EXERCISE DETAILS:
If a line in the data below holds the word "JSON", copy it.

----

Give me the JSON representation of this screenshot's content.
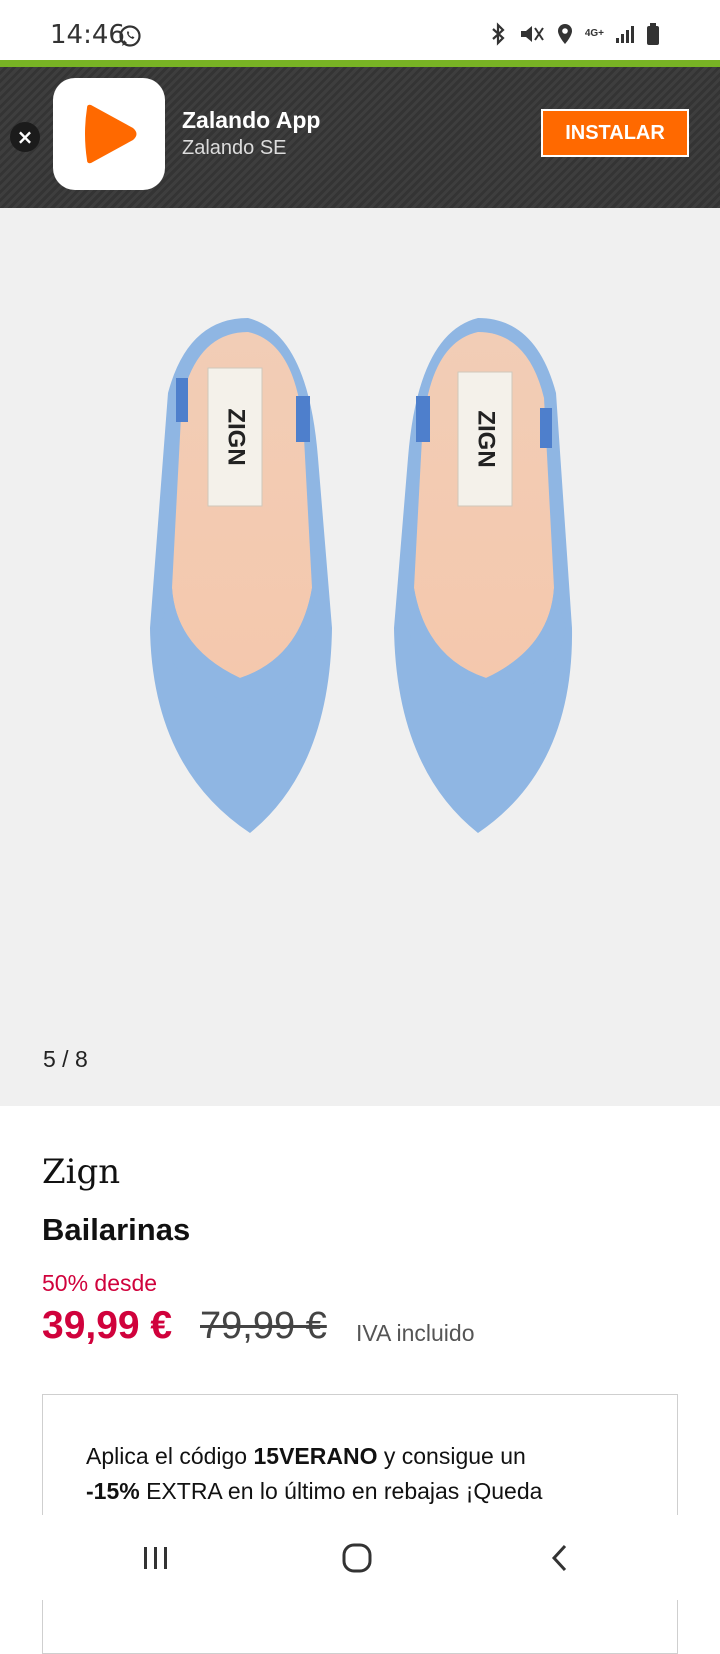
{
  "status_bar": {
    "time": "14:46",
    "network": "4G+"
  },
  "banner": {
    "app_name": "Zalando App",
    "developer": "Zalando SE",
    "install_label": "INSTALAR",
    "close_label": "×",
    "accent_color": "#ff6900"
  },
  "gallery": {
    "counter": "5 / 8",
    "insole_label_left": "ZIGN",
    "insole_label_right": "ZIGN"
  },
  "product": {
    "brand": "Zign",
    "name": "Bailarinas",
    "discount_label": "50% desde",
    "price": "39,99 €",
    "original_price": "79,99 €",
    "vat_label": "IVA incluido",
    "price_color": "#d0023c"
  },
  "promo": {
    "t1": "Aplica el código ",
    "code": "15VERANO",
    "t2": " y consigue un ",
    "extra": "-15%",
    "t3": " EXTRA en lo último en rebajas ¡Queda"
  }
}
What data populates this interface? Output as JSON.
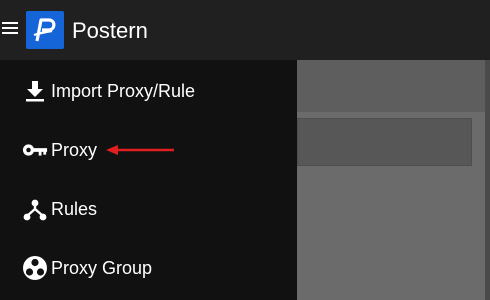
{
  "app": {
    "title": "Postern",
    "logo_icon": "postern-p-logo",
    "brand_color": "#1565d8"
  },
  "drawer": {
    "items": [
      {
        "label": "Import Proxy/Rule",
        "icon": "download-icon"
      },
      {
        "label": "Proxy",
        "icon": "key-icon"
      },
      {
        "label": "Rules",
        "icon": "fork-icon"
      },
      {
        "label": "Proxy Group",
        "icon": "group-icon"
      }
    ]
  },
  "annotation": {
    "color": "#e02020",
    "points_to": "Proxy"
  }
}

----

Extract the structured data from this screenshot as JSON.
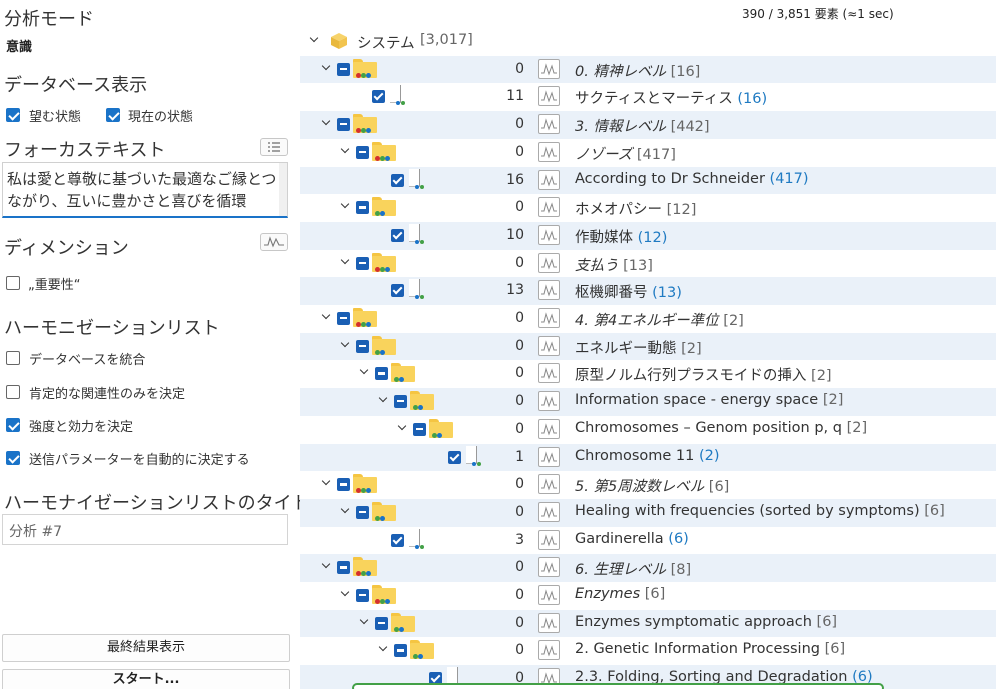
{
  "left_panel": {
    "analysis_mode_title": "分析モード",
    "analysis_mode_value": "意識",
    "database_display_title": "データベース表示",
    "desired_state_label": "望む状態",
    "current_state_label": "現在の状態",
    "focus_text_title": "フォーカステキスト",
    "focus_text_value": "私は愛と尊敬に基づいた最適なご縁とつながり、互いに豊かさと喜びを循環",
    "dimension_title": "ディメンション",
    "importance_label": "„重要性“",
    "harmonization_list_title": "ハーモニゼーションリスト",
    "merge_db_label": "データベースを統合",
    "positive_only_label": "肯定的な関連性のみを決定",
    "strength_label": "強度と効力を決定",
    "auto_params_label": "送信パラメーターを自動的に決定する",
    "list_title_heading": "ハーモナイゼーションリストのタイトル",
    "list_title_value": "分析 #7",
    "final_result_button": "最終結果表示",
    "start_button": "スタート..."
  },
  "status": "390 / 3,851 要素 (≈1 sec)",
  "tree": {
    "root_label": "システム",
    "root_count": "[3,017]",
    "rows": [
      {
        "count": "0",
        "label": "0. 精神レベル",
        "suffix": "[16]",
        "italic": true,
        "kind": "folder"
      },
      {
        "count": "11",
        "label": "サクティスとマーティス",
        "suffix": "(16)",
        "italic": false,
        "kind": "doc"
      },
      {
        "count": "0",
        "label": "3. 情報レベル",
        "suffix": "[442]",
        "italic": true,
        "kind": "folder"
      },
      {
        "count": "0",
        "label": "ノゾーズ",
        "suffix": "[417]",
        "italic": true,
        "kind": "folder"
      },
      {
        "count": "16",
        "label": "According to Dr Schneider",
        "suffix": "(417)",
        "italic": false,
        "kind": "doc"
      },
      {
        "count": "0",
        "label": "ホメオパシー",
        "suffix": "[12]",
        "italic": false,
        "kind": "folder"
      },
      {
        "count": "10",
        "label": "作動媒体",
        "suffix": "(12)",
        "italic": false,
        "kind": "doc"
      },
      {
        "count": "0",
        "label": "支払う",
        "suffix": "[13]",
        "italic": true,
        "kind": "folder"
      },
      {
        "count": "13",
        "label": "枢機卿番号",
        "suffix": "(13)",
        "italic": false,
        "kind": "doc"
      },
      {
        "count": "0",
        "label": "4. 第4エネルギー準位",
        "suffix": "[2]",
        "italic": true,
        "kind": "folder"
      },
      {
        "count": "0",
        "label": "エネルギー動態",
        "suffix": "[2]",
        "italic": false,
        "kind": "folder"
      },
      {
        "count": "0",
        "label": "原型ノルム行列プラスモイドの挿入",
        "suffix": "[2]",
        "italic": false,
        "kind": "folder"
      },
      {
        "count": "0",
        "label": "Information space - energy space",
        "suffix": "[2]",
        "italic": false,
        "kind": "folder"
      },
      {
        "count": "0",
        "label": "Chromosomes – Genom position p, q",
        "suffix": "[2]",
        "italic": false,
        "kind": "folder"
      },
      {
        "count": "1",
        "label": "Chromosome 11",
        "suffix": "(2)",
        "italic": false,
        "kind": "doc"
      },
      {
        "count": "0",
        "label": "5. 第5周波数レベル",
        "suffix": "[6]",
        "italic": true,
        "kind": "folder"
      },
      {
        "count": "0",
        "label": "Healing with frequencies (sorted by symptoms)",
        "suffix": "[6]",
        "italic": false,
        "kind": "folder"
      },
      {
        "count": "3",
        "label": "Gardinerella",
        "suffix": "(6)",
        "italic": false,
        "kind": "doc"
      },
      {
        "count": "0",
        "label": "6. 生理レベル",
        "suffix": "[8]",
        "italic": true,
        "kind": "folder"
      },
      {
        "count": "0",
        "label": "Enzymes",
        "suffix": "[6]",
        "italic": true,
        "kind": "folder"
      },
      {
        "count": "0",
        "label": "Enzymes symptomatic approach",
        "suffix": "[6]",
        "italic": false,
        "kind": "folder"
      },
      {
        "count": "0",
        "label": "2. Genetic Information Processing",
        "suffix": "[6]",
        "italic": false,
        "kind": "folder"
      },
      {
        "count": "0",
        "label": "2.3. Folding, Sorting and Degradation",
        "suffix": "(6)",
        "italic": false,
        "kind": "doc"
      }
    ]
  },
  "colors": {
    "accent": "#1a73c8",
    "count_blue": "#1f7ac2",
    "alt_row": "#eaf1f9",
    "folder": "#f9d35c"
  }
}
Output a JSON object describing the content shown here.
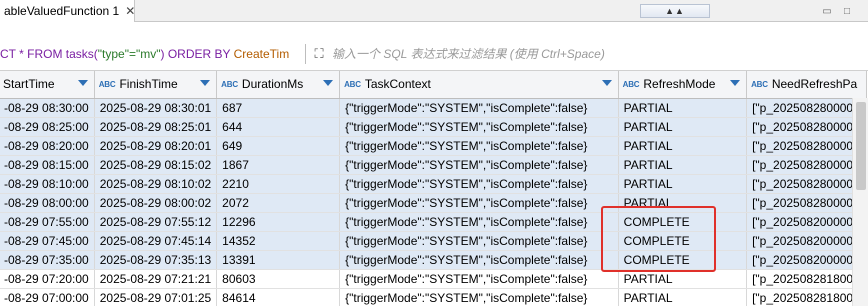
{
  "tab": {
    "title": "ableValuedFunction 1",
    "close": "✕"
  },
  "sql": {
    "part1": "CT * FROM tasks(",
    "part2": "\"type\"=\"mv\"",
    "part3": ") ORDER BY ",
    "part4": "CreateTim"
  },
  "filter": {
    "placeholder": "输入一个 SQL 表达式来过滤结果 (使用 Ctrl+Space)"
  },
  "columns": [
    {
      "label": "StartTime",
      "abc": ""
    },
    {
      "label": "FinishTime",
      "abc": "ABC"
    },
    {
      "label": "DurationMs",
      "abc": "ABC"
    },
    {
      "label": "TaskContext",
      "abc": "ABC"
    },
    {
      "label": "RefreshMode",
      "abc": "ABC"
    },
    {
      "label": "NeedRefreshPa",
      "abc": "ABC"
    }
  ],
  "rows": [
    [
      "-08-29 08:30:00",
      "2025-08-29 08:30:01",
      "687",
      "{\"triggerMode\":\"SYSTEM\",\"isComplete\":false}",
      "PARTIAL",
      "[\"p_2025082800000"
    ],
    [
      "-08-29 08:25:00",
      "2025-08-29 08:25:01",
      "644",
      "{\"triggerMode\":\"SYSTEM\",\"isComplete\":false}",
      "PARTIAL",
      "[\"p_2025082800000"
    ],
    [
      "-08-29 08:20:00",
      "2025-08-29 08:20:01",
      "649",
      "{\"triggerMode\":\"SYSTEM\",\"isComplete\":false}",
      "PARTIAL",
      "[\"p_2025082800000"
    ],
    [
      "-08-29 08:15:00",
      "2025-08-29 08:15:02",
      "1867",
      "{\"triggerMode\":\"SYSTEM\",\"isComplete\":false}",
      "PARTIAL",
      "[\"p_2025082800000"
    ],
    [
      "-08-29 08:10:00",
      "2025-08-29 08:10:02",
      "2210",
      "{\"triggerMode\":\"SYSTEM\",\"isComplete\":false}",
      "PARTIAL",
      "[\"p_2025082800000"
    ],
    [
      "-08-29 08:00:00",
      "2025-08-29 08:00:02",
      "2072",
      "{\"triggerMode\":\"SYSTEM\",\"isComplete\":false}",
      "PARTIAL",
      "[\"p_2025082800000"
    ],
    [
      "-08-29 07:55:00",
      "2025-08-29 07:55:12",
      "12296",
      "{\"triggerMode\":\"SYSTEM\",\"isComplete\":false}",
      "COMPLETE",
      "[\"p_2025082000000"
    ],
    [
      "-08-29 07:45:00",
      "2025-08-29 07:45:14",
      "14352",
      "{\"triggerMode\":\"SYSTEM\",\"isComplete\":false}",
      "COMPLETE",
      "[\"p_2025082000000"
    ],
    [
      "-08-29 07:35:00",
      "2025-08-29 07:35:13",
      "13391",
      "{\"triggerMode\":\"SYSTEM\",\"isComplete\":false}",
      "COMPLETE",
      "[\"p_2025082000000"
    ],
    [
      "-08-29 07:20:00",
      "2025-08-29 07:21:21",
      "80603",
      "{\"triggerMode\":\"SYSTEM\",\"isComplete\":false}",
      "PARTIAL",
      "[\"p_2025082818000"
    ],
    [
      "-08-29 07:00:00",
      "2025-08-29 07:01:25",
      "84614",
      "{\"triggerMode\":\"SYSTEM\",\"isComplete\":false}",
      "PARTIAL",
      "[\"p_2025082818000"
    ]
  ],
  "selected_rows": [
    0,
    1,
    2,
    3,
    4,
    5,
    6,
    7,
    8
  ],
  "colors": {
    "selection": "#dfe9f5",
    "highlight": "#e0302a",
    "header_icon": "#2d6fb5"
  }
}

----

TASK OUTPUT:
Give me the JSON representation of this screenshot's content.
What data populates this interface? Output as JSON.
Extract the structured data from this screenshot as JSON.
Output a JSON object describing the content shown here.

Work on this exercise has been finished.